The NATO alliance may particularly be affected, since Trump clarified that America won't be willing to protect its allies, unless they are prepared to contribute more into the alliance's budget. Then Europe will have no choice but to create its own army, investing more in a single defense mechanism.
Outspoken and not as diplomatic in his speeches or approach, Mr. Trump could introduce us to a new era of international politics, that will certainly influence Europe's too. We might be seeing an empowerment of nationalist, protectionist or even Far-Right parties gaining even more power across Europe, dividing it further.
Another outcome of a potential Trump's victory, is that America could become more isolationist, weakening the West's influence. That could lead to a more multi-polarized world, with new emerging powers filling the gap.
This is not particularly a bad thing, as long as Europe and other Western nations step in to safeguard their interests in the globe. But if they do not, we could be seeing the end of the world as we know it, with a declining Western influence and inevitably civilization.
The only way Europe could keep safe and strong, if Trump sticks to what he promised during his campaign, is to unite further to avoid the bumpy road ahead of Trump's victory; he will definitely shake things up.
A multi-polar world may be a good outcome, that could lead to more equality among its regions. Yet all of us which comprise the Western democracies, will need to learn to live outside America's protective wing, but also shadow.
That can be scary and dangerous as any change. But if Europe manages to cope and steps up its efforts for a greater say and responsibilities in the world stage, then this new reality could become an opportunity for us.

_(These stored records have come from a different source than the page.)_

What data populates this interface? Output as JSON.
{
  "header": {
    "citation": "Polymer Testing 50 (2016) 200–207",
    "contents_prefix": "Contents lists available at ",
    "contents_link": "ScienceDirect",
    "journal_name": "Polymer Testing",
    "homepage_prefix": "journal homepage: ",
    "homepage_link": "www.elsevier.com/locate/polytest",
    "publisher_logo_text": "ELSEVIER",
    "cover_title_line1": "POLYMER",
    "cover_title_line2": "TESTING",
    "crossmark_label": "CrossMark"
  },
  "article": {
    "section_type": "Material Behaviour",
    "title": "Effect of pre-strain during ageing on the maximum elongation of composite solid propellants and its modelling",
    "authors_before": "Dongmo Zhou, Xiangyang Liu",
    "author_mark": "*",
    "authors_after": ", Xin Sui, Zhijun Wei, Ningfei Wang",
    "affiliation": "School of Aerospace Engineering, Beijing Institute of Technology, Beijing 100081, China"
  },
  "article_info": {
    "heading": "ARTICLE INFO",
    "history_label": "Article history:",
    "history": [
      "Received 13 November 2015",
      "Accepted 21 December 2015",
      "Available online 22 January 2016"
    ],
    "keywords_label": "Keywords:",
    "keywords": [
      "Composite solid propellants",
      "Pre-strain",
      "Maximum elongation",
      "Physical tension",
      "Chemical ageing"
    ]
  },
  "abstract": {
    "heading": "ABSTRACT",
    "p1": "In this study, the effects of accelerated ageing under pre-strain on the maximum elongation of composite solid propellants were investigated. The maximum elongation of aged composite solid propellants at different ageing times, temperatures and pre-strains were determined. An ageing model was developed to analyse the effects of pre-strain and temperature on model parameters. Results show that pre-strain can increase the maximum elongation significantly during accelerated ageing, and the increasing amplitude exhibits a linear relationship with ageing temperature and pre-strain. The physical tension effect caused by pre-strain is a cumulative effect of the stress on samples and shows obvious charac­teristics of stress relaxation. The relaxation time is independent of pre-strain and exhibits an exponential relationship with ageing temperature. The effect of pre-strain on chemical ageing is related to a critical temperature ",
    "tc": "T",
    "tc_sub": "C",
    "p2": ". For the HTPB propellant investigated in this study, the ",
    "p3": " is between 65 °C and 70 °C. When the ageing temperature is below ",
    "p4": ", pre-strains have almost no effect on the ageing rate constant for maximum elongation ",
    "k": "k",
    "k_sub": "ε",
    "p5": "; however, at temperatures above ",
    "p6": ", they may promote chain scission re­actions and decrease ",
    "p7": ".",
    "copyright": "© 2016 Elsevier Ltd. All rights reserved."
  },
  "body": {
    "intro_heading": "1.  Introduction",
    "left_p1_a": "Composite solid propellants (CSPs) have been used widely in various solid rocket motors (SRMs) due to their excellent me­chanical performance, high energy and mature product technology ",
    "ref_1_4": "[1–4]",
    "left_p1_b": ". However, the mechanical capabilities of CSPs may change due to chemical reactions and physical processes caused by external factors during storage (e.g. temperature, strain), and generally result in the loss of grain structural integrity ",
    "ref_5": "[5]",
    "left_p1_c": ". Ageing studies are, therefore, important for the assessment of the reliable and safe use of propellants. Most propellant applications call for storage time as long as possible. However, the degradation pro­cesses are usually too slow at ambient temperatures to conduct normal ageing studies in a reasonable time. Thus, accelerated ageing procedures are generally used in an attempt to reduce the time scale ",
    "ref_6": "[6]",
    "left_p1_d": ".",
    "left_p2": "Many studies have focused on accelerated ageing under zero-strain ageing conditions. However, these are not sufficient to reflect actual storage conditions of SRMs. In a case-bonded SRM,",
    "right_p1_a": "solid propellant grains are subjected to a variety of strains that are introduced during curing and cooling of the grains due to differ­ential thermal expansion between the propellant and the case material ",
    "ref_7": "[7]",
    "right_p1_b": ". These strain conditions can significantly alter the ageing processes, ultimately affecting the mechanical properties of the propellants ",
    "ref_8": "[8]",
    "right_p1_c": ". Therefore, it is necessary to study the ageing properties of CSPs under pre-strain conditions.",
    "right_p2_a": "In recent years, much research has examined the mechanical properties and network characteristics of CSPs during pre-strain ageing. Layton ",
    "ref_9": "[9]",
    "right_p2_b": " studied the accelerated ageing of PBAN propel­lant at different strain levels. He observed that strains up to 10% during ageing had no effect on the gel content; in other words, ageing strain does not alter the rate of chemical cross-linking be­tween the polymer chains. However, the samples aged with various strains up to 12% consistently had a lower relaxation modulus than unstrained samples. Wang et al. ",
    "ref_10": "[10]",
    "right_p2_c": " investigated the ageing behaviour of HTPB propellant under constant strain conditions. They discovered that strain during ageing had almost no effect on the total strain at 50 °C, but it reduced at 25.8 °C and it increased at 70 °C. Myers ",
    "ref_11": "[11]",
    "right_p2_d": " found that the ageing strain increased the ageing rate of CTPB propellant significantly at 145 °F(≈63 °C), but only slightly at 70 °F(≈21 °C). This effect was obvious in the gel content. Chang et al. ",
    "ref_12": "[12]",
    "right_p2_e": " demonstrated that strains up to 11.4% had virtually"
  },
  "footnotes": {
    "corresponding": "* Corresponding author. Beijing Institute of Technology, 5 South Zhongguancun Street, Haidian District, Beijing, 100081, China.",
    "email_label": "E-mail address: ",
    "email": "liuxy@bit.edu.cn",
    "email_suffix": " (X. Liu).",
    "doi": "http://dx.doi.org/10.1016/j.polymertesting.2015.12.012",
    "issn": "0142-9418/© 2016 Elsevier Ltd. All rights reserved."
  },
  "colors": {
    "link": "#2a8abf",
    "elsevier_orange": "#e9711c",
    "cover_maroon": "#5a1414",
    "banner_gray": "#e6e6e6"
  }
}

Clinton on the other hand will most likely stick to what are used to from the US, either some times we criticize and complain about it, or not. NATO and the West's military, political, cultural and commercial supremacy will continue, at all costs with the ways already known to us.
She is experienced and she has worked in the US government with different roles for decades now. She might belong to an elite of family political dynasties, that have ruled America and inevitably the world for decades, but she won't rock the boat. Thus, there will be little change of direction in our world.
This sounds less worrying and poses little threat to our way of doing things and what we are used to. The point is, is where we are satisfactory, fair and functioning for all of us enough, to not want to radically alter the status quo? And in the end of the day, it is not up to us decide.